Consumer sentiment has held up better through the coronavirus crisis than in previous downturns, but it may take much longer for sentiment to recover than many analysts may realize, not least because the economy has lost a crucial tailwind, according to an analysis published Tuesday.
Sentiment remained near a pandemic-era low in early August, the University of Michigan said last Friday. Its closely watched index was at 72.8, barely any higher than the low of 72.5 touched in July.
“Bad economic times are anticipated to persist not only during the year ahead, but the majority of consumers expect no return to a period of uninterrupted growth over the next five years,” said Richard Curtin, the survey’s chief economist.
And Nicholas Colas, co-founder of DataTrek Research, on Tuesday added “Once consumer sentiment ‘breaks’ it remains fragile for a year or longer.”
Colas called out several earlier episodes of extreme downturns in sentiment:
• The period from 1990 – 1993, when the Iraqi invasion of Kuwait created an oil shock. “Even after Gulf War I concluded successfully, sentiment was choppy until early 1994,” Colas wrote.
• From 2001 – 2003, the collapse of the dot com bubble, the 9-11 attacks, and the wars in Iraq and Afghanistan broke down Americans’ confidence from late 1990’s levels which were the best on record.
• The period from 2008 – 2012, when the financial crisis, Great Recession and the European debt crisis “dampened sentiment for years, even after the stock market bottomed in March 2009.”

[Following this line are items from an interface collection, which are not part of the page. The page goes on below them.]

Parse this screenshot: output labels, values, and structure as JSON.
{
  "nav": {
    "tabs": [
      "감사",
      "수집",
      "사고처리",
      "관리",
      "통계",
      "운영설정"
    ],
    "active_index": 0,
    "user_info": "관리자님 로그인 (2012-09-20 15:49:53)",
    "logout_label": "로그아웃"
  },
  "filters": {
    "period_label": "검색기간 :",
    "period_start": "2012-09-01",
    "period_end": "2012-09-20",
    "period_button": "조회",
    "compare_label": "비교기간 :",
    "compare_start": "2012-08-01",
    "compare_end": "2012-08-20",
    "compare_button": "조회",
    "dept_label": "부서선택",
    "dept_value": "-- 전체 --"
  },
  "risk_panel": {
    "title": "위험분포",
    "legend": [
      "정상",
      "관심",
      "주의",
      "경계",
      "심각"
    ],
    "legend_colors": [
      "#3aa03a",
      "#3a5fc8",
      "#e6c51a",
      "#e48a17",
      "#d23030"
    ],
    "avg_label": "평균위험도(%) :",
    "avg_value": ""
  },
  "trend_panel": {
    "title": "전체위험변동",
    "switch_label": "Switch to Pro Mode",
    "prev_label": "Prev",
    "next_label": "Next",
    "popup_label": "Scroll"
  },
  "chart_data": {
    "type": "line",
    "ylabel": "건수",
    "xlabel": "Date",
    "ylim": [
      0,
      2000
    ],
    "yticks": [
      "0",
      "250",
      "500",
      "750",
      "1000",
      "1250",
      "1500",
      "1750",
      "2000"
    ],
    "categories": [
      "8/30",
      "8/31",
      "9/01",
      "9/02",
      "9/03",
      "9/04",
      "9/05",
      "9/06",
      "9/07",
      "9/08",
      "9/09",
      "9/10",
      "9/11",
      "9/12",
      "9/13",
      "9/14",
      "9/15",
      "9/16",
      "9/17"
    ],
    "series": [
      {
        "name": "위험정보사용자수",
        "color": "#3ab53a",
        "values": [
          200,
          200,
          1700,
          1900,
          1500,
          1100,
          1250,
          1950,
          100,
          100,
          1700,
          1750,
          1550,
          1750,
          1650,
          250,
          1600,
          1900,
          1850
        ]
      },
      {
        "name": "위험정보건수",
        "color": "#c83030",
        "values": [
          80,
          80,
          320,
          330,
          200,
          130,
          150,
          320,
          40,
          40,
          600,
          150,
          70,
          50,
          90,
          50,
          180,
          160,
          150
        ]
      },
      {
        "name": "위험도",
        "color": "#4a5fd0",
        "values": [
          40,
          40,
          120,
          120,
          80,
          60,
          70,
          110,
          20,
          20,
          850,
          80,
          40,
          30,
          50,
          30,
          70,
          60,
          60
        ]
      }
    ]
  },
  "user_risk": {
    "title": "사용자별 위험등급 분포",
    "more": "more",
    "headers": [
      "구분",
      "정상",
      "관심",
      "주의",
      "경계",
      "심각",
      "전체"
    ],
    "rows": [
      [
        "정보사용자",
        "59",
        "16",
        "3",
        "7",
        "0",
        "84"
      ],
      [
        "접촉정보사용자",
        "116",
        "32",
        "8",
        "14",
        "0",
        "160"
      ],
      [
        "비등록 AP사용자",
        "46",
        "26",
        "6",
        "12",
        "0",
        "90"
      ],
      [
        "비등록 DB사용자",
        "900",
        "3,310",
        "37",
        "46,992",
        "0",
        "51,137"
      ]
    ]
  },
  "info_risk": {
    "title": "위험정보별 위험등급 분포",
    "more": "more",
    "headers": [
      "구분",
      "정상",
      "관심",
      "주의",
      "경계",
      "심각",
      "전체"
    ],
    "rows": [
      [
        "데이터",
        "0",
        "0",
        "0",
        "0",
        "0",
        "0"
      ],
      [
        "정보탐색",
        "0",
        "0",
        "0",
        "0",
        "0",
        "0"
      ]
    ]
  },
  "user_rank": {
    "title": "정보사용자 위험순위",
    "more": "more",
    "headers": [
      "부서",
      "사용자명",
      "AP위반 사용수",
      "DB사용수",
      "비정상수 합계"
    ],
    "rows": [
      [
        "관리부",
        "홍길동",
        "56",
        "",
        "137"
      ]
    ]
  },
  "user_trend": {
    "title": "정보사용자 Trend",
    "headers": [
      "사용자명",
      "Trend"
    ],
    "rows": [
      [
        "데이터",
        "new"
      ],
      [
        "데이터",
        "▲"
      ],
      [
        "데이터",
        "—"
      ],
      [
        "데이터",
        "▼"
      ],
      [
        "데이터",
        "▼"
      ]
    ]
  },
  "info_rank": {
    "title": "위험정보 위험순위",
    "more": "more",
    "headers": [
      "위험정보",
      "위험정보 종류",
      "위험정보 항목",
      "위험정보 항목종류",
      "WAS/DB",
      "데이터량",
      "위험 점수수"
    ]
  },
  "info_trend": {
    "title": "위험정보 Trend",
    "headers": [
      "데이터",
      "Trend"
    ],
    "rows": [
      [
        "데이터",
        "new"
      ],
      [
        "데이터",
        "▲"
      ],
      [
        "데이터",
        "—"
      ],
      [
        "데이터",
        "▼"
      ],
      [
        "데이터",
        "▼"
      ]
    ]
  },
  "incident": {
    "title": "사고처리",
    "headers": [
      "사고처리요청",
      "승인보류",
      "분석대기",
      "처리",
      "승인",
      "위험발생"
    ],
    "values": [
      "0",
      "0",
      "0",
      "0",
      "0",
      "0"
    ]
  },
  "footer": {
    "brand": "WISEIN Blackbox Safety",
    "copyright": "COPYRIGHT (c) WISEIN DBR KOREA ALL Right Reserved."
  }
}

It’s important to note, as Colas does, that while recent readings for the Michigan survey are depressed compared to the past few years, they are not as low as the trough for the most recent of the episodes described above which occurred in the aftermath of the 2008 financial crisis. The declines this spring were just a bit less dramatic, than they were in that period: down roughly 27% compared to a year ago, versus a 30% annual drop a decade ago.
It’s the aggressive government fiscal and central bank monetary stimulus that’s keeping sentiment from sinking as low as it has in the past, Colas thinks. Still, the stalemate in Washington over whether to restore the recently expired $600 federal benefit for the unemployed and other measures to help the economy has forced households to save more and left them increasingly uncertain about what lies ahead, Michigan University’s Curtin said last week.
Colas has focused on labor force participation (LFP) in his research in recent weeks, and on Tuesday noted that the all-time high for the consumer sentiment reading happens to coincide – precisely – with the peak in the participation rate, in January 2000.
In fact, the latest reading for the participation rate is 61.4%, the lowest since 1976, when the decades-long march of women into the workforce still had a long way to run. In earlier research, Colas wrote, commenting on the big drop in participation from February to April, “there is no precedent for that sort of drop in LFP back to 1948. It grinded its way higher due to rising female LFP (1970s – 1990s). It grinded its way lower as the population aged (2000 – 2015). It picked up a little as the US economy hit its last late-stage expansion (2015 – 2020). But it has never, ever, just collapsed.”
Participation in the work force resonates through all kinds of other economic metrics, including the consumer sentiment print, he said on Tuesday.
“It seems to set a cap on just how confident the American consumer can be long after a recession has passed,” Colas concluded. “We don’t expect to see much good news on American consumer confidence for the remainder of 2020 because history says it takes time to improve after a shock; this does not, however, mean that the equity market is wrong in predicting its eventual recovery.”